There is nothing greater that you can tell someone than, “I believe in you; you are good, I’m there for you.”(Coach K)
“Among all the things I believe, one tops the list-the importance of preparation. We talk about winner kids in coaching, the ones who will not allow themselves or the team to lose. Coaches’ call that a will to win. But I don’t. I think everyone one has the will to win, what’s far most important is the will for preparation.” (Coach Knight)
Coach Knight and Coach K are undoubtedly the invincible rulers of the American basketball league. Coach K was once a student of Coach Knight for United States Military Academy and under his leadership he learnt the importance of discipline and preparation that paved the foundation of his success as a coach. Coach K was the pride of Coach Knight, and they were friends even though their Coaching styles were incredibly different. It was like tough love v/s fatherly love. Coach K at the time of retirement of Coach Knight even went on to say on the record that after his ultimate family if he has learnt about life in these 40years is from Coach Knight, and he simply loves him. (Coach K) Even though, they are the history creators but their leadership styles and managing a team are poles apart.
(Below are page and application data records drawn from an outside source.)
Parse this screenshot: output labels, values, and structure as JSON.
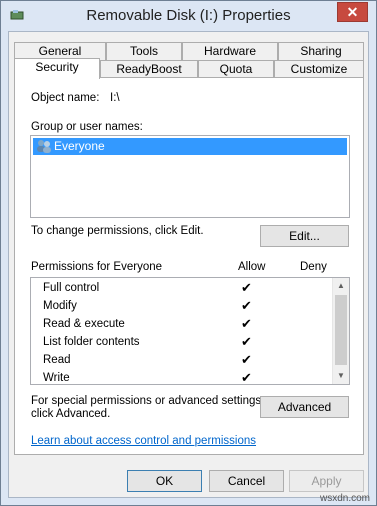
{
  "window": {
    "title": "Removable Disk (I:) Properties",
    "close_glyph": "✕"
  },
  "tabs": {
    "row_top": [
      "General",
      "Tools",
      "Hardware",
      "Sharing"
    ],
    "row_bottom": [
      "Security",
      "ReadyBoost",
      "Quota",
      "Customize"
    ],
    "active": "Security"
  },
  "security": {
    "object_name_label": "Object name:",
    "object_name_value": "I:\\",
    "group_label": "Group or user names:",
    "users": [
      {
        "name": "Everyone",
        "icon": "users-group-icon",
        "selected": true
      }
    ],
    "change_text": "To change permissions, click Edit.",
    "edit_button": "Edit...",
    "permissions_for": "Permissions for Everyone",
    "allow_header": "Allow",
    "deny_header": "Deny",
    "permissions": [
      {
        "name": "Full control",
        "allow": true,
        "deny": false
      },
      {
        "name": "Modify",
        "allow": true,
        "deny": false
      },
      {
        "name": "Read & execute",
        "allow": true,
        "deny": false
      },
      {
        "name": "List folder contents",
        "allow": true,
        "deny": false
      },
      {
        "name": "Read",
        "allow": true,
        "deny": false
      },
      {
        "name": "Write",
        "allow": true,
        "deny": false
      }
    ],
    "check_glyph": "✔",
    "special_text_1": "For special permissions or advanced settings,",
    "special_text_2": "click Advanced.",
    "advanced_button": "Advanced",
    "learn_link": "Learn about access control and permissions"
  },
  "footer": {
    "ok": "OK",
    "cancel": "Cancel",
    "apply": "Apply"
  },
  "watermark": "wsxdn.com",
  "colors": {
    "selection": "#3399ff",
    "link": "#0066cc",
    "close": "#c74a3f"
  }
}
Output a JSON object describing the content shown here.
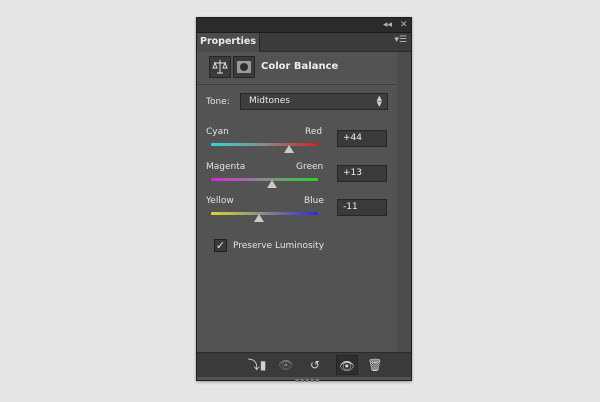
{
  "window": {
    "collapse_icon": "double-left-arrow-icon",
    "close_icon": "close-icon"
  },
  "tab": {
    "label": "Properties",
    "menu_icon": "panel-menu-icon"
  },
  "header": {
    "title": "Color Balance",
    "adjustment_icon": "balance-scale-icon",
    "mask_icon": "mask-icon"
  },
  "tone": {
    "label": "Tone:",
    "selected": "Midtones"
  },
  "sliders": [
    {
      "left_label": "Cyan",
      "right_label": "Red",
      "value": "+44",
      "position": 0.72
    },
    {
      "left_label": "Magenta",
      "right_label": "Green",
      "value": "+13",
      "position": 0.56
    },
    {
      "left_label": "Yellow",
      "right_label": "Blue",
      "value": "-11",
      "position": 0.45
    }
  ],
  "preserve_luminosity": {
    "label": "Preserve Luminosity",
    "checked": true
  },
  "footer_icons": [
    "clip-to-layer-icon",
    "view-previous-state-icon",
    "reset-icon",
    "visibility-eye-icon",
    "trash-icon"
  ],
  "colors": {
    "panel_bg": "#535353",
    "track_cyan_red": [
      "#2fd6d6",
      "#d42020"
    ],
    "track_magenta_green": [
      "#d22ad2",
      "#2ad22a"
    ],
    "track_yellow_blue": [
      "#d8d82a",
      "#2a2ad8"
    ]
  }
}
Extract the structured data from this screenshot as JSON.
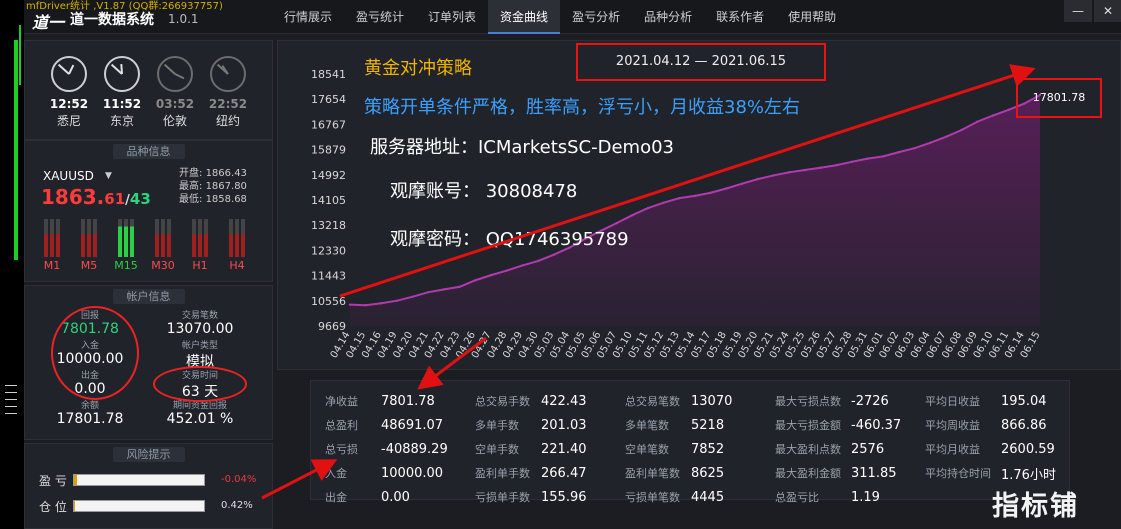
{
  "window": {
    "overlay_title": "mfDriver统计 ,V1.87 (QQ群:266937757)",
    "logo": "道一",
    "app_name": "道一数据系统",
    "version": "1.0.1",
    "minimize": "—",
    "close": "✕"
  },
  "tabs": [
    {
      "label": "行情展示"
    },
    {
      "label": "盈亏统计"
    },
    {
      "label": "订单列表"
    },
    {
      "label": "资金曲线",
      "active": true
    },
    {
      "label": "盈亏分析"
    },
    {
      "label": "品种分析"
    },
    {
      "label": "联系作者"
    },
    {
      "label": "使用帮助"
    }
  ],
  "clocks": [
    {
      "time": "12:52",
      "city": "悉尼",
      "dim": false
    },
    {
      "time": "11:52",
      "city": "东京",
      "dim": false
    },
    {
      "time": "03:52",
      "city": "伦敦",
      "dim": true
    },
    {
      "time": "22:52",
      "city": "纽约",
      "dim": true
    }
  ],
  "symbol": {
    "section_title": "品种信息",
    "name": "XAUUSD",
    "price_int": "1863.",
    "price_dec": "61",
    "sep": "/",
    "spread": "43",
    "open_label": "开盘:",
    "open": "1866.43",
    "high_label": "最高:",
    "high": "1867.80",
    "low_label": "最低:",
    "low": "1858.68",
    "timeframes": [
      "M1",
      "M5",
      "M15",
      "M30",
      "H1",
      "H4"
    ],
    "tf_green": [
      "M15"
    ]
  },
  "account": {
    "section_title": "帐户信息",
    "profit_label": "回报",
    "profit": "7801.78",
    "deposit_label": "入金",
    "deposit": "10000.00",
    "withdraw_label": "出金",
    "withdraw": "0.00",
    "balance_label": "余额",
    "balance": "17801.78",
    "trades_label": "交易笔数",
    "trades": "13070.00",
    "type_label": "帐户类型",
    "type": "模拟",
    "period_label": "交易时间",
    "period": "63 天",
    "return_label": "期间资金回报",
    "return": "452.01 %"
  },
  "risk": {
    "section_title": "风险提示",
    "pnl_label": "盈 亏",
    "pnl_value": "-0.04%",
    "pnl_fill": 0.02,
    "pos_label": "仓 位",
    "pos_value": "0.42%",
    "pos_fill": 0.004,
    "pnl_color": "#e83b3b",
    "pos_color": "#dddddd"
  },
  "overlay": {
    "title": "黄金对冲策略",
    "desc": "策略开单条件严格，胜率高，浮亏小，月收益38%左右",
    "server": "服务器地址：ICMarketsSC-Demo03",
    "account": "观摩账号：  30808478",
    "password": "观摩密码：  QQ1746395789",
    "date_range": "2021.04.12 — 2021.06.15",
    "last_value": "17801.78"
  },
  "chart_data": {
    "type": "area",
    "yticks": [
      9669,
      10556,
      11443,
      12330,
      13218,
      14105,
      14992,
      15879,
      16767,
      17654,
      18541
    ],
    "ylim": [
      9669,
      18541
    ],
    "x": [
      "04.14",
      "04.15",
      "04.16",
      "04.19",
      "04.20",
      "04.21",
      "04.22",
      "04.23",
      "04.26",
      "04.27",
      "04.28",
      "04.29",
      "04.30",
      "05.03",
      "05.04",
      "05.05",
      "05.06",
      "05.07",
      "05.10",
      "05.11",
      "05.12",
      "05.13",
      "05.14",
      "05.17",
      "05.18",
      "05.19",
      "05.20",
      "05.21",
      "05.24",
      "05.25",
      "05.26",
      "05.27",
      "05.28",
      "05.31",
      "06.01",
      "06.02",
      "06.03",
      "06.04",
      "06.07",
      "06.08",
      "06.09",
      "06.10",
      "06.11",
      "06.14",
      "06.15"
    ],
    "values": [
      10420,
      10400,
      10470,
      10560,
      10700,
      10860,
      10960,
      11050,
      11280,
      11460,
      11620,
      11800,
      11960,
      12180,
      12430,
      12740,
      13020,
      13290,
      13570,
      13820,
      14010,
      14170,
      14250,
      14360,
      14510,
      14680,
      14840,
      14970,
      15080,
      15160,
      15240,
      15330,
      15450,
      15560,
      15640,
      15790,
      15930,
      16120,
      16330,
      16570,
      16860,
      17080,
      17280,
      17500,
      17801.78
    ],
    "line_color": "#b23ab0",
    "fill_color": "#5a1f5a",
    "grid": false
  },
  "stats": [
    [
      [
        "净收益",
        "7801.78"
      ],
      [
        "总盈利",
        "48691.07"
      ],
      [
        "总亏损",
        "-40889.29"
      ],
      [
        "入金",
        "10000.00"
      ],
      [
        "出金",
        "0.00"
      ]
    ],
    [
      [
        "总交易手数",
        "422.43"
      ],
      [
        "多单手数",
        "201.03"
      ],
      [
        "空单手数",
        "221.40"
      ],
      [
        "盈利单手数",
        "266.47"
      ],
      [
        "亏损单手数",
        "155.96"
      ]
    ],
    [
      [
        "总交易笔数",
        "13070"
      ],
      [
        "多单笔数",
        "5218"
      ],
      [
        "空单笔数",
        "7852"
      ],
      [
        "盈利单笔数",
        "8625"
      ],
      [
        "亏损单笔数",
        "4445"
      ]
    ],
    [
      [
        "最大亏损点数",
        "-2726"
      ],
      [
        "最大亏损金额",
        "-460.37"
      ],
      [
        "最大盈利点数",
        "2576"
      ],
      [
        "最大盈利金额",
        "311.85"
      ],
      [
        "总盈亏比",
        "1.19"
      ]
    ],
    [
      [
        "平均日收益",
        "195.04"
      ],
      [
        "平均周收益",
        "866.86"
      ],
      [
        "平均月收益",
        "2600.59"
      ],
      [
        "平均持仓时间",
        "1.76小时"
      ]
    ]
  ],
  "watermark": "指标铺",
  "annotation_color": "#e11111"
}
Coach Knight a fierce, authoritarian, aggressive, a disciplinarian, everything he does is intense and has to be exactly the way he expected. According to Path-goal theory, there are four types of leadership patterns; Directive, Supportive, Achievement Oriented and Participative. It is indeed very difficult to gauge leadership pattern of Coach Knight as he was very direct as a coach. Only thing he expected his players was to Follow his rules and play exactly like that and you will never lose, but most important thing is you have to listen to us (Coaches). Coach Knight was nothing less than a perfectionist when it came to basketball and was a notorious coach who torn apart his players and created the best out of the pieces. Many instances even showed his support and intense care for his players. One such incident was when one of his players Landon Turner met with an accident and was paralyzed for the rest of his life. Knight went out of his way and created a fund called Landon Turner Fund, and when Landon returned to college, he was presented with the scholarship and was made the captain of the team even though he could not play. Coach Knight was constantly criticized for his temper, lack of emotions and was even terminated from Indiana University because of his rage, but he was a man of passion which was on your face, but only for your betterment as tough love can only make a good character.
Coach K a warm, supportive, fatherly figure who believed in open communications and creating a bond with the players. He gave a positive reinforcement to the team and was flexible, dynamic and an expressive coach. As a coach, he was not only about the game and technique but also used to get insight of the player’s ideology. Maintaining personal relations with players, bonding them as a family and establishing mutual trust within the team were his leadership style. Coach K was more of a supportive leader and also followed participative leadership style. His involvement in the player’s life made him connect to them on an emotional level, and players could vent their heart out in front him. One such incident of his humility and care is noteworthy when one of his layers was severely injured, and he went all the way to another country just to see him and support him at the hour of difficulty. On the occasion of the birth of his third daughter he told his wife that he was not disappointed as he has fifteen sons out there. This showed his immense love for his players. But there was a hard and unyielding side of Coach K where he was all achievement oriented, stern and meant only business, and that was on the field. Even though, Coach Knight and Coach K had a very different leadership style but there was a streak of similarity between the student and the teacher. Both were on the face of the players when it came to taking tough decisions or preparation of the game and about the team. Coach K was a perfect integration of all the patterns in Path- Goal theory, he was a fatherly support who participated actively in the lives of the players on and off field and made efforts to go inside the mind of the player and get the best out of him. As a true leader, he was dynamic and flexible rather than controlling the players he preferred more of a paternalistic approach.
According to Leader- Member Exchange theory, interaction between a leader and subordinates create a relation between them, and it helps to perform better and give goal oriented results. A subordinate has a sense of belongingness with the leader and extends his responsibilities in an organization. In both the cases of Coach Knight and Coach K, the relation with the coach affected the performance of the players. Both the coaches brought the best out of the players and players respected them a lot. But in case of Coach Knight it was more of fear induced leadership, and he was a tyrant when it came to the players and Coach K maintained integral relations with the players and players felt being in a family even when they were away from the family. To summarize there is no comparison between the student and teacher and it cannot be clearly stated whether the student (Coach K) is a better leader than the teacher (Coach Knight) but it could be summed up in the words of Coach Knight himself, “It is not important to be liked as a coach important thing is to be respected.”
Silverthorne, S. (2006, August 14). On Managing with Bobby Knight and “Coach K”. . Retrieved June 29, 2014, from http://hbswk.hbs.edu/item/5464.html
Northouse, P. G. (2013). Path-Goal Theory. Leadership- Theory and Practice (). : SAGE Publications.